BUSINESS/ECONOMY

Responding to ‘grey power’

ANN FINLAYSON February 4 1985
BUSINESS/ECONOMY

Responding to ‘grey power’

ANN FINLAYSON February 4 1985

Responding to ‘grey power’

Thousands of middle-aged Canadians who have the opportunity of taking early retirement may

soon have the legal right to make another choice—to work after they reach the mandatory retirement age of 65. Three provinces—Manitoba, Quebec and New Brunswick—already protect that right either in provincial human rights codes or through legislation. But after April 17, when Section 15 of the federal Charter of Rights and Freedoms comes into force, the right to work past age 65 may eventually be extended to all Canadians. According to Mark Berlin, a policy analyst with the human rights directorate of the federal secretary of state’s department, one section of Section 15 “will probably make mandatory retirement unconstitutional.”

Section 15 guarantees, in part, that no Canadian can be discriminated against because of age. The Charter covers individuals only in their dealings with federal and provincial governments. But legal experts anticipate that court decisions based on Section 15 will eventually alter traditional and legal definitions of retirement age in the private sector as well.

Enforced retirement has been under attack for more than a decade.

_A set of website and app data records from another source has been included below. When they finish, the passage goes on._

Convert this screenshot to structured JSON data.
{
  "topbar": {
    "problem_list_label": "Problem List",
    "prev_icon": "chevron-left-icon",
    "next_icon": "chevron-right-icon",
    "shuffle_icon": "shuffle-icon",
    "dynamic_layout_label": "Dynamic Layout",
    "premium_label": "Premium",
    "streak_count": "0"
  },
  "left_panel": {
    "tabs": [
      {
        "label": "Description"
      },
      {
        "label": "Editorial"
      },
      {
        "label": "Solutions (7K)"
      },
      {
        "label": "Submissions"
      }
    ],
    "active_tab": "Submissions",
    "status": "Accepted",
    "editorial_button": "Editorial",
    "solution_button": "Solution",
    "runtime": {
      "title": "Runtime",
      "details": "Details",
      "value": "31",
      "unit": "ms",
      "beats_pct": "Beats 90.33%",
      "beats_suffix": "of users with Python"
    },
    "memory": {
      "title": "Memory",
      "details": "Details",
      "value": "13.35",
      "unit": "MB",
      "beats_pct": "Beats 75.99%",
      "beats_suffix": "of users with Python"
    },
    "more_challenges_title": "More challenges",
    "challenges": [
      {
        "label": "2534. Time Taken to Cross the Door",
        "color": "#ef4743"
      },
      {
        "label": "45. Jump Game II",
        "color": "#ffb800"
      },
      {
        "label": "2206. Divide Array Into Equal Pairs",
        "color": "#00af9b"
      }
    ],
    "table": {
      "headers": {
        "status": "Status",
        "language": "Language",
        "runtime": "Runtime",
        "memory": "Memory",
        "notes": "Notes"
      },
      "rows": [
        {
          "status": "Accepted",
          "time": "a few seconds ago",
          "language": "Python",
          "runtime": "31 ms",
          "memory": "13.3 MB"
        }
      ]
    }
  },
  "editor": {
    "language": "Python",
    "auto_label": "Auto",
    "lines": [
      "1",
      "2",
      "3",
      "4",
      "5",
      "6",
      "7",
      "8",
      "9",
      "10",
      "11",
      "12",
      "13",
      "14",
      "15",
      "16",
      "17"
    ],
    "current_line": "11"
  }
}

In 1979 the Senate Committee on Retirement and Age Policies estimated that the number of pensioners in Canada would climb to 3.4 million from 2.1 million by the turn of the century, and it added that “those who believe that [funds to pay] the costs of maintaining the elderly

in the next 25 or 50 years will materialize out of thin air are deluding themselves.” Among the report’s recommendations: an end to mandatory retirement so that Canadians could remain in the work force longer and earn the means to provide a greater share of their own retirement needs.

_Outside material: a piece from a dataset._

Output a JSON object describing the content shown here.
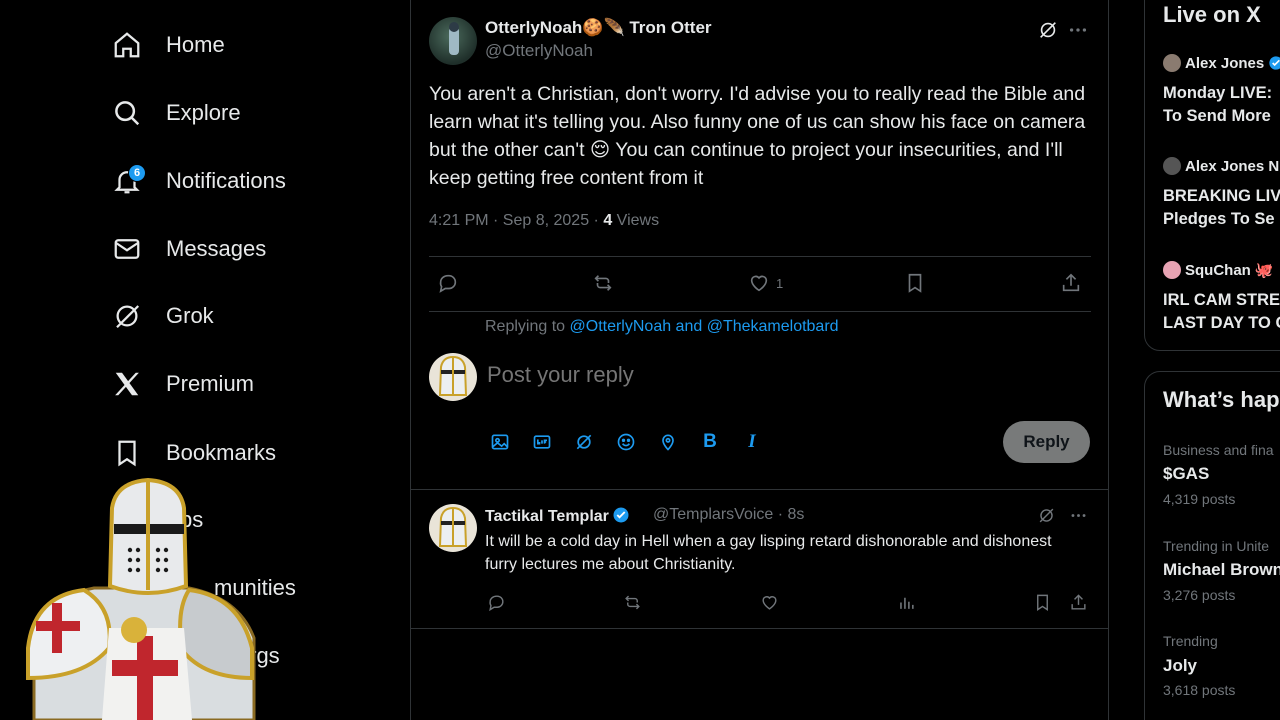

Human rights advocates—including many older Canadians—have lobbied governments to abolish age discrimination, but mandatory retirement has many defenders. Said Clifford Pilkey, president of the Ontario Federation of Labour: “I do not think Canadian society should insist that people have to work to age 75 to have a decent standard of living.” Economists say that the abolition of mandatory retirement could result in later pension eligibility. And many employers have argued that a standard retirement age is essential in designing pension plans.

In the United States, where eligibility for government old-age pensions and benefits will rise to age 67 between the years 2000 and 2027, mandatory retirement at 65 was phased out six years ago. But U.S. department of labor studies indicate that most Americans still prefer to retire at or before age 65. In Canada studies by Ottawa indicate that only a small minority of the federal civil servants would want to continue working past age 65. Still, the economic realities of an aging population may eventually make retirement at an older age than 65 more a necessity than a right.

ANN FINLAYSON